What this task involves
Copy every line below where the string "инструментам" is found.

Exercise input
********

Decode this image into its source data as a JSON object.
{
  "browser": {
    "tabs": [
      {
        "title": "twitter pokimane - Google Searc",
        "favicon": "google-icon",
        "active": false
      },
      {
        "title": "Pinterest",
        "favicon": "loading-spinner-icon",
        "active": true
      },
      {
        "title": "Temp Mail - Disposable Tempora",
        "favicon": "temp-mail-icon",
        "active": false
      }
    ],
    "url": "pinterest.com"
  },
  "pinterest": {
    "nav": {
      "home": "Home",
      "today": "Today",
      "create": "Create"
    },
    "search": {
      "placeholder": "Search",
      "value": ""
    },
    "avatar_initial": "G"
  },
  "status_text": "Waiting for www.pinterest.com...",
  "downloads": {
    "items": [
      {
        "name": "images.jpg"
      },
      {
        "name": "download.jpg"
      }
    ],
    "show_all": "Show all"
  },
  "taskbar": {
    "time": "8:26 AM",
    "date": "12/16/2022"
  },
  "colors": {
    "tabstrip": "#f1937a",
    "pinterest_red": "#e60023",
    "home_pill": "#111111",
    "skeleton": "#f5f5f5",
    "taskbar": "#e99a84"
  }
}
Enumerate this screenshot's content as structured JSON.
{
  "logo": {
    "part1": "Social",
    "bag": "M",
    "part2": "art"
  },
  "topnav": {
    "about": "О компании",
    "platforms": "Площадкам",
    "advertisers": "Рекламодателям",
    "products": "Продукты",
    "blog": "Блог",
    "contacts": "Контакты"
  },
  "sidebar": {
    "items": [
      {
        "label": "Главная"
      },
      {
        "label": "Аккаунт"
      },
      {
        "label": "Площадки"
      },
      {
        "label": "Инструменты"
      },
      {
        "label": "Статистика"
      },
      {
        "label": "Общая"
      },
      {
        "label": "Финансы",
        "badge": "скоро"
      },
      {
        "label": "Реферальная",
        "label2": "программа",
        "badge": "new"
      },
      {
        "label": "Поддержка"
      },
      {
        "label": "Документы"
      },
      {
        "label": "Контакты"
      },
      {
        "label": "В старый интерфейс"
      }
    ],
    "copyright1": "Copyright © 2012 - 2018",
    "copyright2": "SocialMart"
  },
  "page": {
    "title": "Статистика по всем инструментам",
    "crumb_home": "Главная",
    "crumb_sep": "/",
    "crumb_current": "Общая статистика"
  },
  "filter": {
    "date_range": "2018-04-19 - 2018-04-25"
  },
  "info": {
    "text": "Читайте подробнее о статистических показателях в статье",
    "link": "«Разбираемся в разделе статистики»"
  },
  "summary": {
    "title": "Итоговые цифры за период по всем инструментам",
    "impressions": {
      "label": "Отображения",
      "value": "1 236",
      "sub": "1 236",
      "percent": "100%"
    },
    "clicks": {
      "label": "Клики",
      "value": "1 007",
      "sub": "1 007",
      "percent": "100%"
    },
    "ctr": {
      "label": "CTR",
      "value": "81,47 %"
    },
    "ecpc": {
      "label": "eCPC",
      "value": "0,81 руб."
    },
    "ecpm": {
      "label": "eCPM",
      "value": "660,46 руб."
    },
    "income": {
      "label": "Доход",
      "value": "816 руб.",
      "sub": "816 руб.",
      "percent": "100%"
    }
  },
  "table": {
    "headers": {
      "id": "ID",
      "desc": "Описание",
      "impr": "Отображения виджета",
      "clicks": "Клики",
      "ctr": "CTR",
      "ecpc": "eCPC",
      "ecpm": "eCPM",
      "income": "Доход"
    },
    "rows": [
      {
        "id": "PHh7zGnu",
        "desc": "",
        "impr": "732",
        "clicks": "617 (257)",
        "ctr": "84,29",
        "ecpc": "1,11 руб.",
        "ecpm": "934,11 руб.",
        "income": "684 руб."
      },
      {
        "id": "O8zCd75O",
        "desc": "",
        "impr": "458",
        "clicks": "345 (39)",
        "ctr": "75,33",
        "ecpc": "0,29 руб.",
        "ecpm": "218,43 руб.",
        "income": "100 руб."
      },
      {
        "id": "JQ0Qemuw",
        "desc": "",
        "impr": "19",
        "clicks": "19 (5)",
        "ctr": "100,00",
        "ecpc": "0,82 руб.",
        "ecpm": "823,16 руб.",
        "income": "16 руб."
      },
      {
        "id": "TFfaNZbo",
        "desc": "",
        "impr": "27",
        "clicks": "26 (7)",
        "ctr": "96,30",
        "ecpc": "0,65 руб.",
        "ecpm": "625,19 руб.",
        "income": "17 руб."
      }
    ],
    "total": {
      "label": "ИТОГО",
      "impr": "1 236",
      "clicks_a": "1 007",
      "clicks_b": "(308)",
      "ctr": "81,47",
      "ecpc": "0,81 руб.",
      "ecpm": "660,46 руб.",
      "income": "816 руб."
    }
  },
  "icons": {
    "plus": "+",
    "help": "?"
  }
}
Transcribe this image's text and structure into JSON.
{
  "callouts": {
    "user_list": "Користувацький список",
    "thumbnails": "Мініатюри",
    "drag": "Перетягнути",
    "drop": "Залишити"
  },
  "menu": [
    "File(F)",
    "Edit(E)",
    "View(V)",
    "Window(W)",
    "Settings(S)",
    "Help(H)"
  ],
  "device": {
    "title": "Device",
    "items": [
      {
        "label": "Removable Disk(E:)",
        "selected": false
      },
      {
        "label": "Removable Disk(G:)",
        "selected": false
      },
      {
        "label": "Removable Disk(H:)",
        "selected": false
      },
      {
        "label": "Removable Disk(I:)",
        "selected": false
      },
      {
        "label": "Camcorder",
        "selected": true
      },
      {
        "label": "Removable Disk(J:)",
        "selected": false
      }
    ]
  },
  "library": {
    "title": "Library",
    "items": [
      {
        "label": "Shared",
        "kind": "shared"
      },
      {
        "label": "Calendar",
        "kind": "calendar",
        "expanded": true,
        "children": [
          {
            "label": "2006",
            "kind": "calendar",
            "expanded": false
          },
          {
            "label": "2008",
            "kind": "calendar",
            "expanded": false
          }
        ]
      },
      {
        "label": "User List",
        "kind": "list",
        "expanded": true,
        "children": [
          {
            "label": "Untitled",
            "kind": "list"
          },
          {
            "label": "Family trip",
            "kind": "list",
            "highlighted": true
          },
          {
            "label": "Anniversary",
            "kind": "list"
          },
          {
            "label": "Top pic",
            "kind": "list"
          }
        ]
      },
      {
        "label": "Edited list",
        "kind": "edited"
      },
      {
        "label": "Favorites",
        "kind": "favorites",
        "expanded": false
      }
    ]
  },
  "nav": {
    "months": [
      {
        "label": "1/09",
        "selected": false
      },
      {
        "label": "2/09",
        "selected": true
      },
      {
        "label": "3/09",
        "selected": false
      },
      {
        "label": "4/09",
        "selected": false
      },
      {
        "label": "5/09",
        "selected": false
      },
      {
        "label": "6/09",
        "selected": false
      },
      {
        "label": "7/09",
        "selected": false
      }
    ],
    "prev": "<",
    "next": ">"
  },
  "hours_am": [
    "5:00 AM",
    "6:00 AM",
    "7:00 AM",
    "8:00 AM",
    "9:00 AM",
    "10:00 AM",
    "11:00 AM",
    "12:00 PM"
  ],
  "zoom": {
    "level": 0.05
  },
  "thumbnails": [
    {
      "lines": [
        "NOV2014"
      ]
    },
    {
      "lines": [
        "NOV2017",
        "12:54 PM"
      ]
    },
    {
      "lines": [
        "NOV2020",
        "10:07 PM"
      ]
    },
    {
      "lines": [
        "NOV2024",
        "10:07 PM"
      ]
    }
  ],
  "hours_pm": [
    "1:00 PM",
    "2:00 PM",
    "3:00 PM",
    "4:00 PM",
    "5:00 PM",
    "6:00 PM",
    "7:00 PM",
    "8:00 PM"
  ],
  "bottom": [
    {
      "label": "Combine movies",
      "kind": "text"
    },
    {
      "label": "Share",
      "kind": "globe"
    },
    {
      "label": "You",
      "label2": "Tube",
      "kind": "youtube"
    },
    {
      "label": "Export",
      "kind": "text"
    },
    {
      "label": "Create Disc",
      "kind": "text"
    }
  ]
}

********

Written answer
    "title": "Статистика по всем инструментам",
    "title": "Итоговые цифры за период по всем инструментам",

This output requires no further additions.